** THE DATA **
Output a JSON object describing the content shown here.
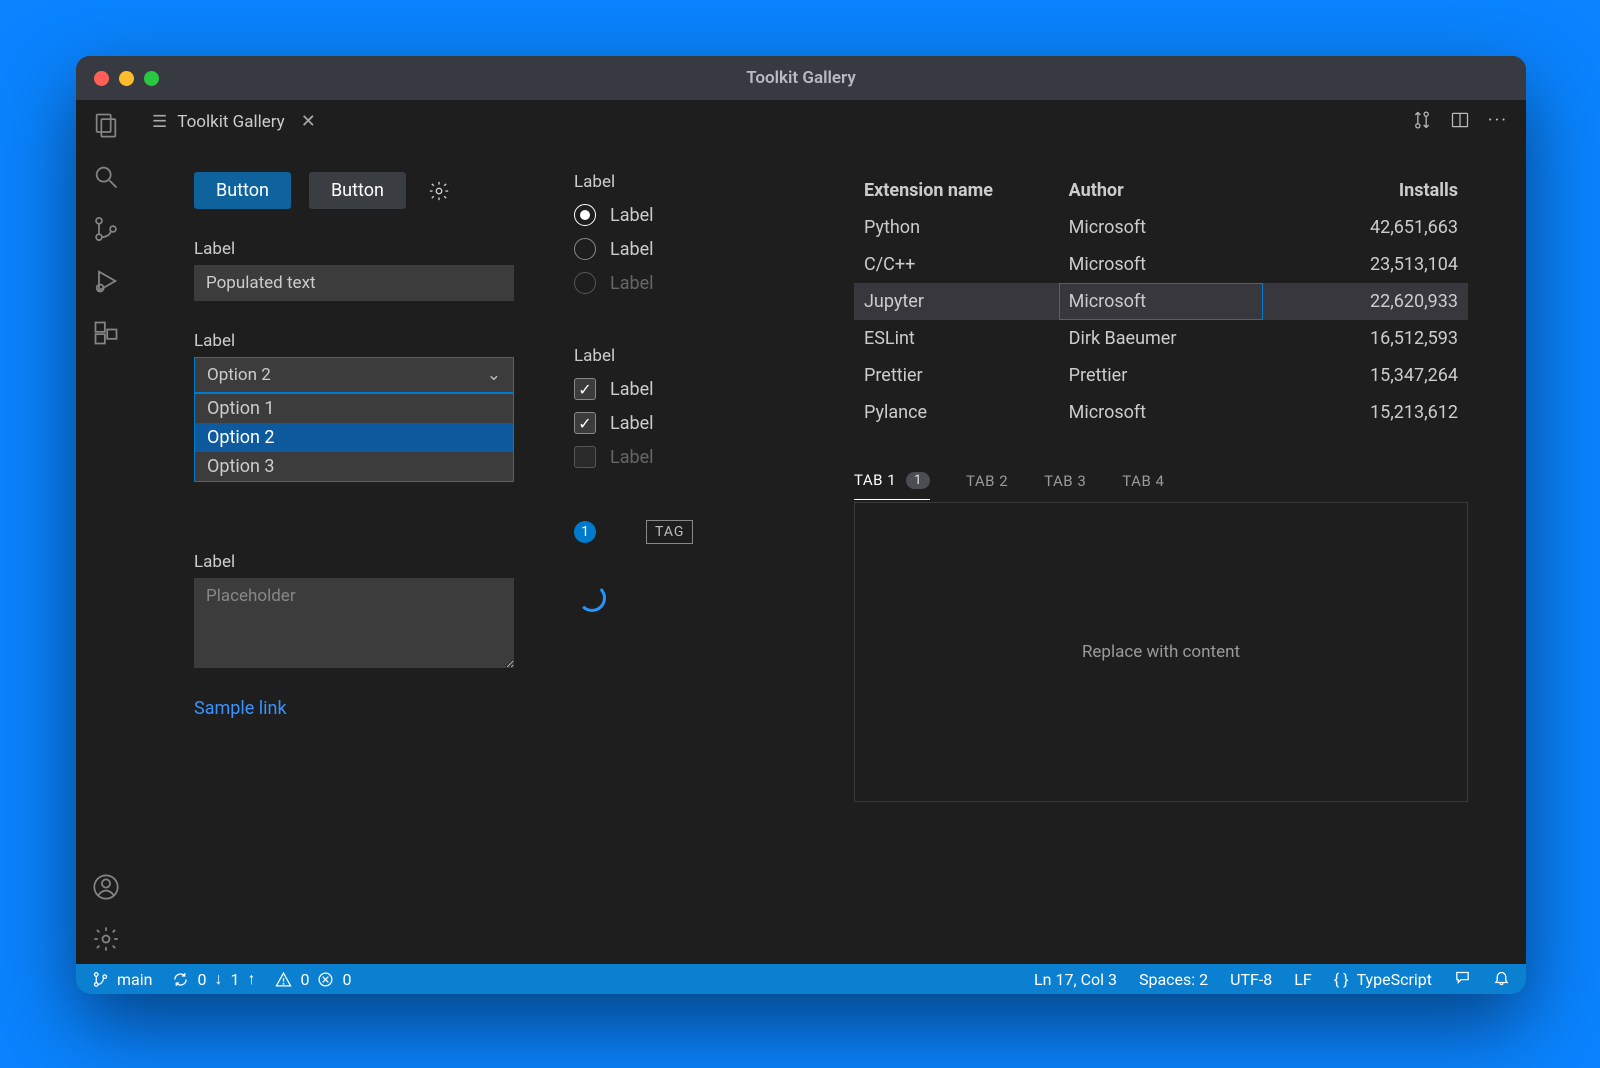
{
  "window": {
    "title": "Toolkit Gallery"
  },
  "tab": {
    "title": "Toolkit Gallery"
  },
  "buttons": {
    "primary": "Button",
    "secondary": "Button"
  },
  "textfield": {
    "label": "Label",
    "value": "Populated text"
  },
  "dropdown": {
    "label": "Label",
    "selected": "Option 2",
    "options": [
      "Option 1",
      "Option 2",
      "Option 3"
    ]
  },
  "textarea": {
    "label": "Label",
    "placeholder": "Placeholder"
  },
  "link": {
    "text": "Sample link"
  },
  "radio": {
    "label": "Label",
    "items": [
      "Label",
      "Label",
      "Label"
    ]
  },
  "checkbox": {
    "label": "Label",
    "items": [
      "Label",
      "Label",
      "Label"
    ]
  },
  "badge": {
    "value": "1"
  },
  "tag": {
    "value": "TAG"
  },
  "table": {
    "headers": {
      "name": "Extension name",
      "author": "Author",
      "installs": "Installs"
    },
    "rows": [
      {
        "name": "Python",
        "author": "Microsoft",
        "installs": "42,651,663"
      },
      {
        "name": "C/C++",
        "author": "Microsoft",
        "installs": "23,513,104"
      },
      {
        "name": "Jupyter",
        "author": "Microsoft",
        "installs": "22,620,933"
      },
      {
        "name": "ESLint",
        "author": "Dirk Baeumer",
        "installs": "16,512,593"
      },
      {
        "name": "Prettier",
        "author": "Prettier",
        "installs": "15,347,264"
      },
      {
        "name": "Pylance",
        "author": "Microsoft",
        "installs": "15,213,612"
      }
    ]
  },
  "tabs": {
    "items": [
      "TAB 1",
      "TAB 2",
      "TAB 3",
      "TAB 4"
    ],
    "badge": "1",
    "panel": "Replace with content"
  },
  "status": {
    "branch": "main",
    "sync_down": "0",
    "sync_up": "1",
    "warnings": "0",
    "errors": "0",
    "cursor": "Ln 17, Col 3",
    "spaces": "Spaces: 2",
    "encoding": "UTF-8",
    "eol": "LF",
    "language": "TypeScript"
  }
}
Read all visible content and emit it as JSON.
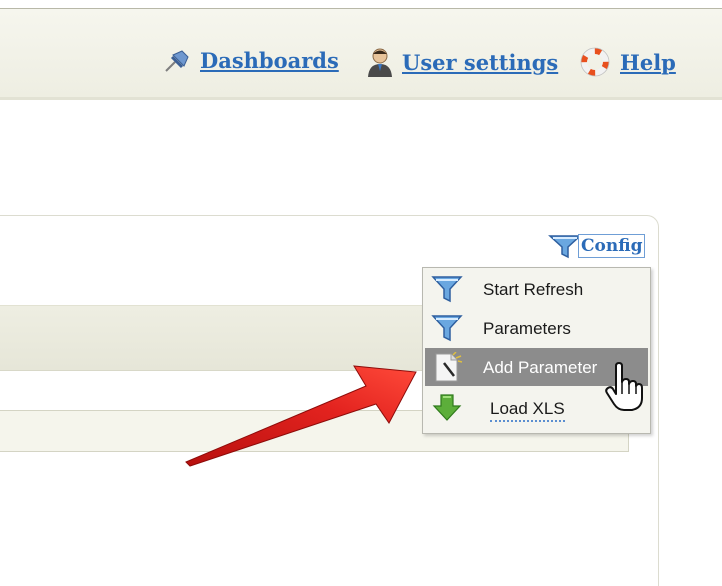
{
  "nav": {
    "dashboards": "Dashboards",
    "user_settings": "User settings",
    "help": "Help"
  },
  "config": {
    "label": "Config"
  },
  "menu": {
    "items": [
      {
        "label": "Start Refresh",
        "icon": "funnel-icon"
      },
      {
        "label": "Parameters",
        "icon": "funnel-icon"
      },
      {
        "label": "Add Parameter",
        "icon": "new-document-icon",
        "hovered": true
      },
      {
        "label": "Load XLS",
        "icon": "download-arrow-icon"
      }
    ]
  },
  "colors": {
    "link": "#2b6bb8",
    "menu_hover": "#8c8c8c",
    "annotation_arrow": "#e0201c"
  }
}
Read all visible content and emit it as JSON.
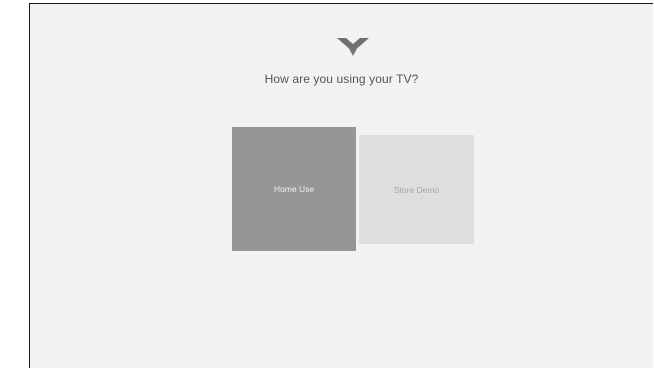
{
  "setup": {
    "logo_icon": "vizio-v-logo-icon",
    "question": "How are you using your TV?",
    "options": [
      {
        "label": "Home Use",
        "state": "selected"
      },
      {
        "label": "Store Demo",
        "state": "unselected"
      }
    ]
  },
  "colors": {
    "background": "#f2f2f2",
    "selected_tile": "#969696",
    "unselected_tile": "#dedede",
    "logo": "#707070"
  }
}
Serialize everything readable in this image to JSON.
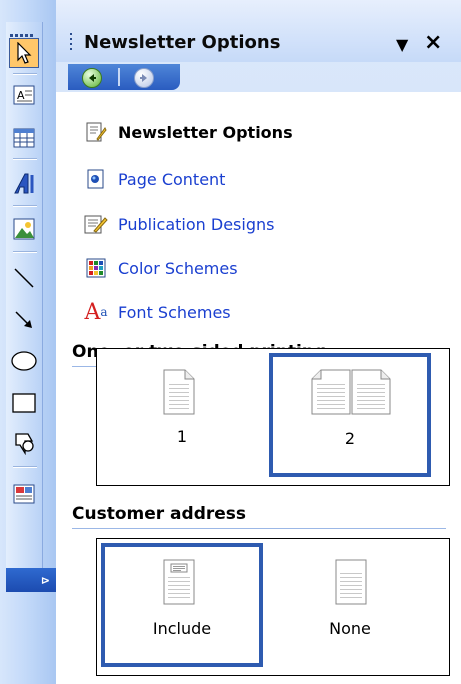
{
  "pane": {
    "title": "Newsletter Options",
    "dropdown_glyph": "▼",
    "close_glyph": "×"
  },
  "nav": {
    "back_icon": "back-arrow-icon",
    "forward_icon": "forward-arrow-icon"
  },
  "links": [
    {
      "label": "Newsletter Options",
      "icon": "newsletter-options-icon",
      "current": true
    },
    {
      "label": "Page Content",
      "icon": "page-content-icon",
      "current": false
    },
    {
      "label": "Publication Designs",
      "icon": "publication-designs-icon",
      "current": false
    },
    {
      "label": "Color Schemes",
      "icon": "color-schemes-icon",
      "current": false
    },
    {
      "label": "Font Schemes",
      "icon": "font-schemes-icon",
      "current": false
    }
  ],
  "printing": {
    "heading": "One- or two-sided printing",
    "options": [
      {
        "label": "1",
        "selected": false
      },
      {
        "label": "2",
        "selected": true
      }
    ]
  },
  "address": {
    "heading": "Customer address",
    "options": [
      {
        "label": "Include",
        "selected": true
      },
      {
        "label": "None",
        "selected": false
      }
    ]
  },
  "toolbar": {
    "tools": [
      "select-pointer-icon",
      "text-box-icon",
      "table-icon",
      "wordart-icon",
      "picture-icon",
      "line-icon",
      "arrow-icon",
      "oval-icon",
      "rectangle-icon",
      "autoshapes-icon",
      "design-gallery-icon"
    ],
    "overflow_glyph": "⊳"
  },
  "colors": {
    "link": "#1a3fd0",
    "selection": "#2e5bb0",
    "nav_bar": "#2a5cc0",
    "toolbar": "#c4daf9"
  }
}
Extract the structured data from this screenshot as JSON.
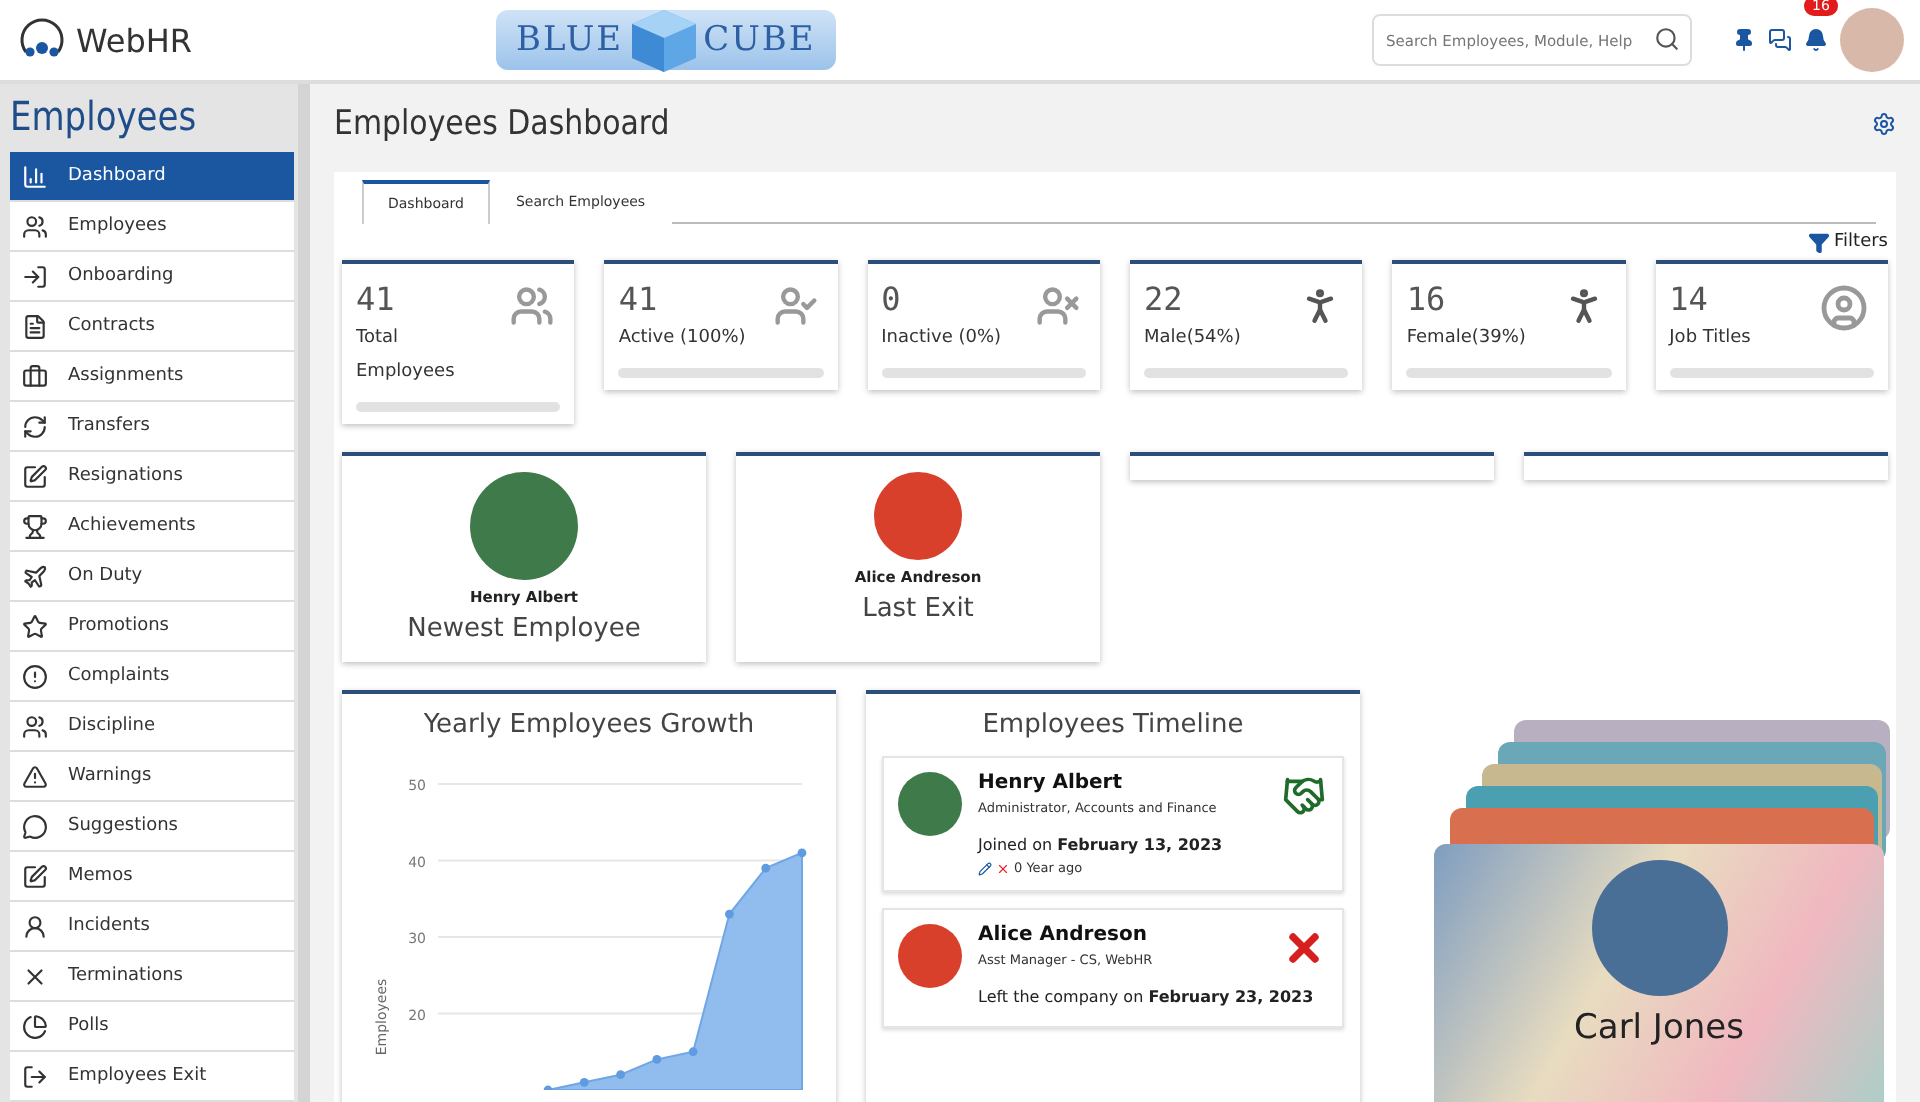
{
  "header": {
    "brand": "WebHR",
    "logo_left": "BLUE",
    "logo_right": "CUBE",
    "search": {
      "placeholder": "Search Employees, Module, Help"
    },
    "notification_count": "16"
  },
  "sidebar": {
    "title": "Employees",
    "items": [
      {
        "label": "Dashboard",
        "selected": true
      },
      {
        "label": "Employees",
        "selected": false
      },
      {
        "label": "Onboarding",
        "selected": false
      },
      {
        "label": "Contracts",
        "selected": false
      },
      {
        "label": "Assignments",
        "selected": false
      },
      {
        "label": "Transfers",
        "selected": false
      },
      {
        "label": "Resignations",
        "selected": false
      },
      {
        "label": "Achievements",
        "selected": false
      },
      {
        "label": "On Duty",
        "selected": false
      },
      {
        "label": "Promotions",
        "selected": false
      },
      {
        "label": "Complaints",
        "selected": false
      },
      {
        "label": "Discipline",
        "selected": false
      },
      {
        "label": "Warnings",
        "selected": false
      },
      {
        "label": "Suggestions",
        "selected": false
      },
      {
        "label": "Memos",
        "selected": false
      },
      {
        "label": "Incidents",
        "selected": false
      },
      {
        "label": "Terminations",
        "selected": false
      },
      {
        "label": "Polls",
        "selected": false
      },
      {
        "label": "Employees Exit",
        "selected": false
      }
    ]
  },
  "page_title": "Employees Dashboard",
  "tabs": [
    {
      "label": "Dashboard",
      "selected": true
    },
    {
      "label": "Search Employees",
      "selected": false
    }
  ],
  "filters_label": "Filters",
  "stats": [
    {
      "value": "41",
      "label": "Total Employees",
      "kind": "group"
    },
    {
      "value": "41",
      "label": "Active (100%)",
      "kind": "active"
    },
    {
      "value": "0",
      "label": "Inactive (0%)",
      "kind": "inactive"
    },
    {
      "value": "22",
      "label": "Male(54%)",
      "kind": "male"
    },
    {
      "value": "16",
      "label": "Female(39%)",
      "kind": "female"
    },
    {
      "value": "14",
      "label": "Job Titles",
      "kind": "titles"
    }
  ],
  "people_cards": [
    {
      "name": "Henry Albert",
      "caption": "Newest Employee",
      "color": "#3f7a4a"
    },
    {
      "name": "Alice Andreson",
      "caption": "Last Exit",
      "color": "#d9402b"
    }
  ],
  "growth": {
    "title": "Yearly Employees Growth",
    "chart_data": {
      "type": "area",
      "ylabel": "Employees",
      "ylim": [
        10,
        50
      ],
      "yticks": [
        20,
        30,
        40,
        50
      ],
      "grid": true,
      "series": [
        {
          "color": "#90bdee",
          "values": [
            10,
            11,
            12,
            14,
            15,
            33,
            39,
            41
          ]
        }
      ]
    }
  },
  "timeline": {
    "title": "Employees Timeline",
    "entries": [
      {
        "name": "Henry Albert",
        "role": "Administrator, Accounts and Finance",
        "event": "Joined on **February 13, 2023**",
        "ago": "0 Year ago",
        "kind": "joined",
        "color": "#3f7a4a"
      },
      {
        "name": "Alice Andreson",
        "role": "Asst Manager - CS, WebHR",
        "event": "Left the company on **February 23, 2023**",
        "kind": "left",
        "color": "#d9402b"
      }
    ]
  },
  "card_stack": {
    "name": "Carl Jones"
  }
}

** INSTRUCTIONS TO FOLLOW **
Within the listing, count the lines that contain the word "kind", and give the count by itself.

** YOUR SOLUTION **
8